EXCERPTED DATA: Begin

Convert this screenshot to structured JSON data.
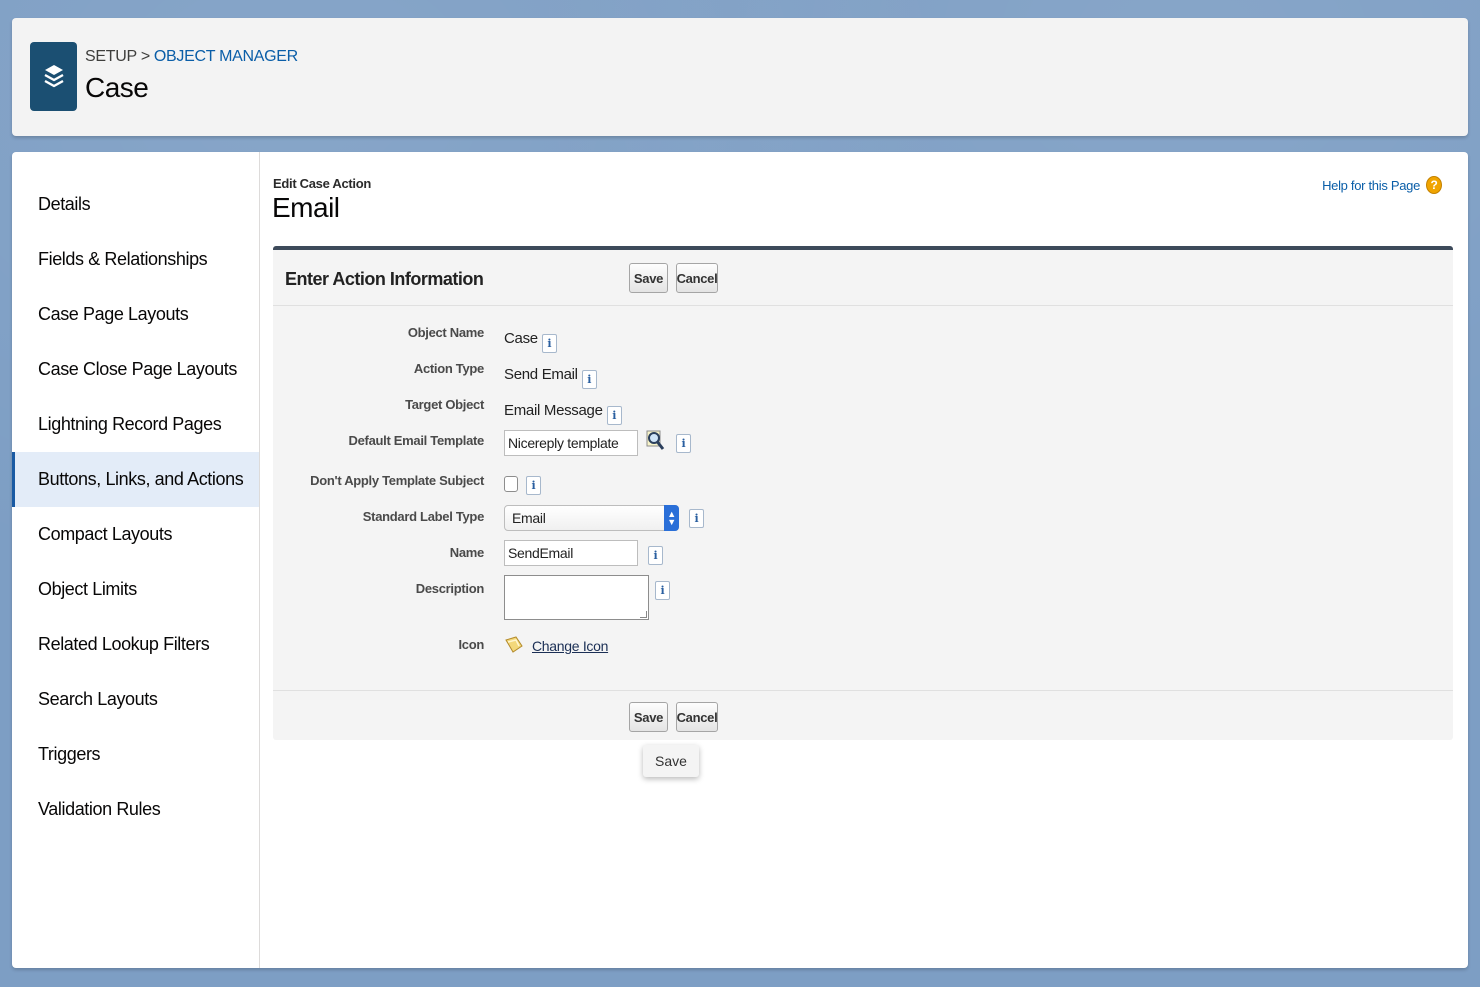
{
  "header": {
    "breadcrumb_setup": "SETUP",
    "breadcrumb_separator": ">",
    "breadcrumb_object_manager": "OBJECT MANAGER",
    "title": "Case",
    "icon": "layers-icon"
  },
  "sidebar": {
    "items": [
      {
        "label": "Details"
      },
      {
        "label": "Fields & Relationships"
      },
      {
        "label": "Case Page Layouts"
      },
      {
        "label": "Case Close Page Layouts"
      },
      {
        "label": "Lightning Record Pages"
      },
      {
        "label": "Buttons, Links, and Actions"
      },
      {
        "label": "Compact Layouts"
      },
      {
        "label": "Object Limits"
      },
      {
        "label": "Related Lookup Filters"
      },
      {
        "label": "Search Layouts"
      },
      {
        "label": "Triggers"
      },
      {
        "label": "Validation Rules"
      }
    ],
    "active": "Buttons, Links, and Actions"
  },
  "page": {
    "subtitle": "Edit Case Action",
    "title": "Email",
    "help_label": "Help for this Page",
    "help_icon_glyph": "?"
  },
  "form": {
    "section_title": "Enter Action Information",
    "save_label": "Save",
    "cancel_label": "Cancel",
    "info_glyph": "i",
    "fields": {
      "object_name": {
        "label": "Object Name",
        "value": "Case"
      },
      "action_type": {
        "label": "Action Type",
        "value": "Send Email"
      },
      "target_object": {
        "label": "Target Object",
        "value": "Email Message"
      },
      "default_email_template": {
        "label": "Default Email Template",
        "value": "Nicereply template"
      },
      "dont_apply_template_subject": {
        "label": "Don't Apply Template Subject",
        "checked": false
      },
      "standard_label_type": {
        "label": "Standard Label Type",
        "value": "Email"
      },
      "name": {
        "label": "Name",
        "value": "SendEmail"
      },
      "description": {
        "label": "Description",
        "value": ""
      },
      "icon": {
        "label": "Icon",
        "link_label": "Change Icon"
      }
    }
  },
  "tooltip": {
    "text": "Save"
  },
  "colors": {
    "background": "#7d9ec4",
    "header_icon": "#1b4f72",
    "link": "#0a5ea8",
    "active_nav": "#e3ecf8",
    "active_nav_border": "#1a5aa3",
    "help_icon": "#f0a400"
  }
}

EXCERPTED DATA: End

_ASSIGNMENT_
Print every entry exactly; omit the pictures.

_ANSWER TO THE EXERCISE_
Convert this screenshot to structured JSON data.
{
  "header": {
    "breadcrumb_setup": "SETUP",
    "breadcrumb_separator": ">",
    "breadcrumb_object_manager": "OBJECT MANAGER",
    "title": "Case",
    "icon": "layers-icon"
  },
  "sidebar": {
    "items": [
      {
        "label": "Details"
      },
      {
        "label": "Fields & Relationships"
      },
      {
        "label": "Case Page Layouts"
      },
      {
        "label": "Case Close Page Layouts"
      },
      {
        "label": "Lightning Record Pages"
      },
      {
        "label": "Buttons, Links, and Actions"
      },
      {
        "label": "Compact Layouts"
      },
      {
        "label": "Object Limits"
      },
      {
        "label": "Related Lookup Filters"
      },
      {
        "label": "Search Layouts"
      },
      {
        "label": "Triggers"
      },
      {
        "label": "Validation Rules"
      }
    ],
    "active": "Buttons, Links, and Actions"
  },
  "page": {
    "subtitle": "Edit Case Action",
    "title": "Email",
    "help_label": "Help for this Page",
    "help_icon_glyph": "?"
  },
  "form": {
    "section_title": "Enter Action Information",
    "save_label": "Save",
    "cancel_label": "Cancel",
    "info_glyph": "i",
    "fields": {
      "object_name": {
        "label": "Object Name",
        "value": "Case"
      },
      "action_type": {
        "label": "Action Type",
        "value": "Send Email"
      },
      "target_object": {
        "label": "Target Object",
        "value": "Email Message"
      },
      "default_email_template": {
        "label": "Default Email Template",
        "value": "Nicereply template"
      },
      "dont_apply_template_subject": {
        "label": "Don't Apply Template Subject",
        "checked": false
      },
      "standard_label_type": {
        "label": "Standard Label Type",
        "value": "Email"
      },
      "name": {
        "label": "Name",
        "value": "SendEmail"
      },
      "description": {
        "label": "Description",
        "value": ""
      },
      "icon": {
        "label": "Icon",
        "link_label": "Change Icon"
      }
    }
  },
  "tooltip": {
    "text": "Save"
  },
  "colors": {
    "background": "#7d9ec4",
    "header_icon": "#1b4f72",
    "link": "#0a5ea8",
    "active_nav": "#e3ecf8",
    "active_nav_border": "#1a5aa3",
    "help_icon": "#f0a400"
  }
}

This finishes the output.